Africa will need educated leaders to navigate the path ahead, which highlights a related problem. “Concerns about graduate employment and the kinds of skills graduates bring to the workplace are widespread across African countries”, says the British Council.
To which Professor of Public Policy Jonathan Wolff adds, in an article published in “The Guardian”: “The rate of graduate-level unemployment in sub-Saharan African is thought to be very low. Why? Because there are so few graduates in the first place…There may be the desire for development, for the diversification of the economy, and for the creation of more jobs requiring higher levels of skill and pay.

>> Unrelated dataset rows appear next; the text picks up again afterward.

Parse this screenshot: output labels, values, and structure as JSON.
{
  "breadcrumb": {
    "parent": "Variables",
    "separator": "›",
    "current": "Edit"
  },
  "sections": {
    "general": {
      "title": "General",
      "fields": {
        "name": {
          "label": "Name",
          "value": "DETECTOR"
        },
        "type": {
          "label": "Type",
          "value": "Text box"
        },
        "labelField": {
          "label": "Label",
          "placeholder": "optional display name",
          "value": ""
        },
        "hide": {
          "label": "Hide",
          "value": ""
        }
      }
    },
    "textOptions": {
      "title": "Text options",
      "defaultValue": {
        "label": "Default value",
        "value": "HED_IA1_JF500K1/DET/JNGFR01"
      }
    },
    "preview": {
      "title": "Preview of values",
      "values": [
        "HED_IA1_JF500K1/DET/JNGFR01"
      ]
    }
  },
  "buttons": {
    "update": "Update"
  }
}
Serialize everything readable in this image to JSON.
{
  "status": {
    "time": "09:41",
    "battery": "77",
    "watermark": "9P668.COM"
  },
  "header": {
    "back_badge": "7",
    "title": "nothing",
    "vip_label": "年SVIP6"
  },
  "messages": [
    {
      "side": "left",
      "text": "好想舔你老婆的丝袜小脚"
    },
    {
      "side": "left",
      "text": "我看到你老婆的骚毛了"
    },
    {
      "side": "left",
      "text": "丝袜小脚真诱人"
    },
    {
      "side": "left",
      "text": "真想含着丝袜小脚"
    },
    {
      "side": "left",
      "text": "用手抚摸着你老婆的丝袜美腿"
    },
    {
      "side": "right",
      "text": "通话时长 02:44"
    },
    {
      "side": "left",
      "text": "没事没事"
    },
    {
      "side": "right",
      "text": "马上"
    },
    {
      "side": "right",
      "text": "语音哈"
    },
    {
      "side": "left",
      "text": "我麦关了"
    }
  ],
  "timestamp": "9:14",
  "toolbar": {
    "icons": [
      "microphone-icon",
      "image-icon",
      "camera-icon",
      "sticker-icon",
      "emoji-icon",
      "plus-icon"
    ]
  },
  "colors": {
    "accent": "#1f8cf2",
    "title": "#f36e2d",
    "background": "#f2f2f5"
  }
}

But with low numbers of ambitious graduates, there is little dynamic to drive these changes.”
All of which begs the question: Why is Africa facing this ‘graduate and employment crisis’? For starters, there’s an access issue: only a very small number of high school leavers can access higher education.
Then, there’s a problem with the quality of the university education offered, as well as the prevailing perception among potential employers that job applicants with locally earned degrees may not have the necessary knowledge and skills, continues the British Council, “There is still much for universities to do in terms of tackling the evident difficulties of infrastructure and staff-student ratio, ensuring high quality of taught courses as well as the broader learning opportunities sought by students.”
How UNICAF is Bridging the Gap
The takeaway, as proposed by Wolff? “The key to improving the African economy is an increase in the number of well-qualified, argumentative young people willing to challenge the status quo.” Enter an institution aimed at improving both access and quality for African degree-seekers: Unicaf University.
An independent, accredited higher education institution, Unicaf University is valued by employers for its innovative approach in offering a high-quality, internationally-recognized, and globally minded education. A few standout elements of earning a Unicaf University degree? With branch campuses and learning centers in nine different African countries, as well as fully online programs and blended learning opportunities, Unicaf University offers rare flexibility. Factor in partnerships with reputable international universities, as well as the option of transferring to a UK university for a ‘top-up’ UK Bachelor’s degree, and the reasons to choose Unicaf University grow. Says UNICAF’s director of academic affairs Dr. Vassias Vassiliades, “What comes out is the genuine appreciation of our students and graduates for the access to affordable education that we provide. This shines through, irrespective of the personal sacrifices that these students sometimes have to make, in order to further their educational aspirations.”
Consider the University’s BA in Business Administration program, which offers students the option of completing the fourth year as a ‘top-up’degree, enabling them to graduate with a BA in Business degree from an established UK partner university.” Says Vassiliades of the program, “This brings to students in Africa who would otherwise not be able to secure a place in a traditional local institution, the opportunity to study online and earn a quality UK degree, having benefitted, throughout their studies, from learning all aspects of business administration through Unicaf University’s extensive curriculum.””
But employers aren’t the only ones who hold UNICAF degrees in high esteem. Says Vassiliades, “I think nothing better exemplifies what this means to students than the joy felt by our recent graduates, some of whom I had the privilege of meeting last summer at the graduation ceremony of a European partner university, as despite all the odds they were able to make the trip and graduate on campus after studying online.”
Joanna worked in higher education administration for many years at a leading research institution before becoming a full-time freelance writer. She lives in the beautiful White Mountains region of New Hampshire with her family.